FDA ramps up manufacturing inspections in India: Reuters

The FDA is planning to increase its inspection of drug manufacturing facilities in India this year amid growing quality and supply concerns, Reuters reported Tuesday citing an agency executive.

“We are putting every effort into increasing the number of inspections,” Sarah McMullen, FDA Country Director for India, told Reuters, adding that the regulator is also “requesting more drug investigators to be stationed here.”

The decision to tighten regulatory scrutiny over Indian manufacturing facilities comes as the FDA grapples with two interconnected crises: The deteriorating quality of medicines and persistent drug shortages.

The FDA in its annual Report on the State of Pharmaceutical Quality, published in June 2023, documented a record number of drug recalls, which reached its highest level in five years. The report covered the agency’s fiscal year 2022, which ran from October 1, 2021 to September 30, 2022.

During that timeframe, the FDA issued 912 recalls across 166 manufacturing sites, most of which were due to violations of current good manufacturing practices (CGMP). Inspections of manufacturing sites also spiked to 328 in FY2022, which was “nearly triple the amount” of such visits in the year prior. The regulator also issued a high number of import alerts and warning letters, mostly affecting facilities in China, South Korea and India.

In July 2023, the House Committee on Energy and Commerce wrote to the FDA requesting detailed information regarding its inspections of foreign drug manufacturing facilities—particularly those in China and India.

Committee Chair Rep. Cathy Rodgers (R-WA), along with Subcommittee Chairs Reps. Brett Guthrie (R-KY) and Morgan Griffith (R-VA), expressed their concern that the U.S. might be becoming too reliant on “foreign manufacturers with a demonstrated pattern of repeatedly violating FDA safety regulations.”

The FDA is also struggling to keep up with significant shortages of hundreds of life-saving drugs. Currently, the regulator has listed over 300 medicines in short supply, the highest number since 2014. Medicines affected by the shortages include amoxicillin, quinapril, cisplatin, carboplatin and the wildly popular weight-loss therapy semaglutide.

Earlier this month, the House Ways and Means Committee held a hearing to investigate these shortages, noting that most of the treatments on the FDA’s list have seen limited availability for at least two years.

The growing manufacturing problems in overseas facilities has made the drug shortages worse. India-based Intas Pharmaceuticals has received a warning letter from the FDA over several quality control lapses and poor data integrity. Intas, which manufactures several generic drugs, is on the FDA’s import alert list.

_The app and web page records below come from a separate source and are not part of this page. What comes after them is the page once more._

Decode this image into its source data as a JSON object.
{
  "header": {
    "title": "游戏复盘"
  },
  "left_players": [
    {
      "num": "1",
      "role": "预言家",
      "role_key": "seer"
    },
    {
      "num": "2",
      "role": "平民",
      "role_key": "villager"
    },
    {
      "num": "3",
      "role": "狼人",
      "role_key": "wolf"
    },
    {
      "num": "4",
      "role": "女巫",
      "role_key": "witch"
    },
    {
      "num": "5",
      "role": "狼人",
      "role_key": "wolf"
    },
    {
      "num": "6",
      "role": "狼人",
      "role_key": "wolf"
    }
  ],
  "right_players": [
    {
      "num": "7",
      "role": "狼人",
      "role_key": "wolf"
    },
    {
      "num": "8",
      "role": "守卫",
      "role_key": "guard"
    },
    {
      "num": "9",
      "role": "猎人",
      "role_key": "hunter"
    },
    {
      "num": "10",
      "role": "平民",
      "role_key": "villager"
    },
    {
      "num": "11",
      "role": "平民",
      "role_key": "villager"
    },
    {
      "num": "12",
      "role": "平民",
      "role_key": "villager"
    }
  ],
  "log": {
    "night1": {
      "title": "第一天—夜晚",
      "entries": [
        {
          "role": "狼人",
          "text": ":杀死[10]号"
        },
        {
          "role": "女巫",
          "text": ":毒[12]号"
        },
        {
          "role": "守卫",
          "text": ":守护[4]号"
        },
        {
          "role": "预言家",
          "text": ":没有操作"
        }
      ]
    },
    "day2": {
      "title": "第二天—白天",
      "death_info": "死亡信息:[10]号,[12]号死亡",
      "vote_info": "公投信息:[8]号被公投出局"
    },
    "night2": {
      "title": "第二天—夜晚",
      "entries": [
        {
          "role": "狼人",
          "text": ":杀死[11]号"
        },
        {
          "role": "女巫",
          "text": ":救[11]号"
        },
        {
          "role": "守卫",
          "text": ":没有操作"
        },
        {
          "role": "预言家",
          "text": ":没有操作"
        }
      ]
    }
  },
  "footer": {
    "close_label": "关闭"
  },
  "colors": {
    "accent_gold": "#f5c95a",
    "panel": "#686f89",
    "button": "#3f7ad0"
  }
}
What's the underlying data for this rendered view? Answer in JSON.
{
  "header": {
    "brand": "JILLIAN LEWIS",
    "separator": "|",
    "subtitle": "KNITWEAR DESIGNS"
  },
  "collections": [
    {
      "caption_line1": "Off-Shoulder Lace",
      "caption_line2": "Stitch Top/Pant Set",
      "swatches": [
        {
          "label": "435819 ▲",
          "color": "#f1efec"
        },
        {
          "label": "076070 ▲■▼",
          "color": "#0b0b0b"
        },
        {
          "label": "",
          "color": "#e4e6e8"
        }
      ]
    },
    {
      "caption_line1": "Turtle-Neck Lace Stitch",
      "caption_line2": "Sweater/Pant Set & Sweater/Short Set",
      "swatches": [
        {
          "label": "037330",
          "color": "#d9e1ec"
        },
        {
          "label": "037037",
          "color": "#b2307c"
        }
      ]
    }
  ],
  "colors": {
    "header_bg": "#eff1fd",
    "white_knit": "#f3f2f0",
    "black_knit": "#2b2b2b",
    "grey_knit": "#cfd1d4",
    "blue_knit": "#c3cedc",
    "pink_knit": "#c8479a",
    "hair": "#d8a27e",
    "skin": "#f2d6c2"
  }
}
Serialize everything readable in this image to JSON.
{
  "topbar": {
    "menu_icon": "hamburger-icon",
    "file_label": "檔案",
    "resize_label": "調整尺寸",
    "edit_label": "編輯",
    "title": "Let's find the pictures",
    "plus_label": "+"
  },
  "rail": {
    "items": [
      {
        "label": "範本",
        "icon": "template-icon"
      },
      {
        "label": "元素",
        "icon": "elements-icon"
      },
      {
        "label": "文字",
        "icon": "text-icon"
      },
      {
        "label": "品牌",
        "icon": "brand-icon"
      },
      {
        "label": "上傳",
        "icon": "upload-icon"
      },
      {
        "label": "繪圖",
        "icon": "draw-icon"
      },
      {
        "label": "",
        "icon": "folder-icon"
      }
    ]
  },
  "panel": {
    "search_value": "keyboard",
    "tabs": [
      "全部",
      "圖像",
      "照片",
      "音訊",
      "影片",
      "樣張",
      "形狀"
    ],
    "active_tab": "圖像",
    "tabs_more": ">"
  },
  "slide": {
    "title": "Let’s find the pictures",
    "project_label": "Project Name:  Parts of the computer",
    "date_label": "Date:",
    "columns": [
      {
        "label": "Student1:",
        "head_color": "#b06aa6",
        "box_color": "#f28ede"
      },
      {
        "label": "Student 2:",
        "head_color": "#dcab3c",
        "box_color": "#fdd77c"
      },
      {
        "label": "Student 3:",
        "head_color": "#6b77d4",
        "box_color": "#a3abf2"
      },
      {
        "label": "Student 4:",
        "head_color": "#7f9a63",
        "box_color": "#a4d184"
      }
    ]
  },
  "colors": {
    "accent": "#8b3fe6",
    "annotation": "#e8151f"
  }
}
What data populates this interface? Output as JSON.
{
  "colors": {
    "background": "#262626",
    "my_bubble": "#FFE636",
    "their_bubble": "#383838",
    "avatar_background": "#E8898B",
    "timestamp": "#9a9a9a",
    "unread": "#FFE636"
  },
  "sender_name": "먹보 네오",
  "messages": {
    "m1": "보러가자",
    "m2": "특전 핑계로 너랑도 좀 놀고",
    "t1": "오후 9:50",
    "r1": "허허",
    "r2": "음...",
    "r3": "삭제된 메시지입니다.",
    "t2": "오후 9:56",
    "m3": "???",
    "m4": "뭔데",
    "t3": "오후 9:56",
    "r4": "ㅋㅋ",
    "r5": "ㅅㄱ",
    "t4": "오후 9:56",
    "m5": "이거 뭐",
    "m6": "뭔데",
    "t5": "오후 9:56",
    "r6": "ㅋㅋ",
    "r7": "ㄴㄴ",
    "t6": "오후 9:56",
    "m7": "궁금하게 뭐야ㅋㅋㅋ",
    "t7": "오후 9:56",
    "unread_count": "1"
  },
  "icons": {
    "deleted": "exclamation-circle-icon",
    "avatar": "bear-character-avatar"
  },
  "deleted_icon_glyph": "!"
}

Tristan Manalac is an independent science writer based in Metro Manila, Philippines. Reach out to him on LinkedIn or email him at [email protected] or [email protected].

Source: BioSpace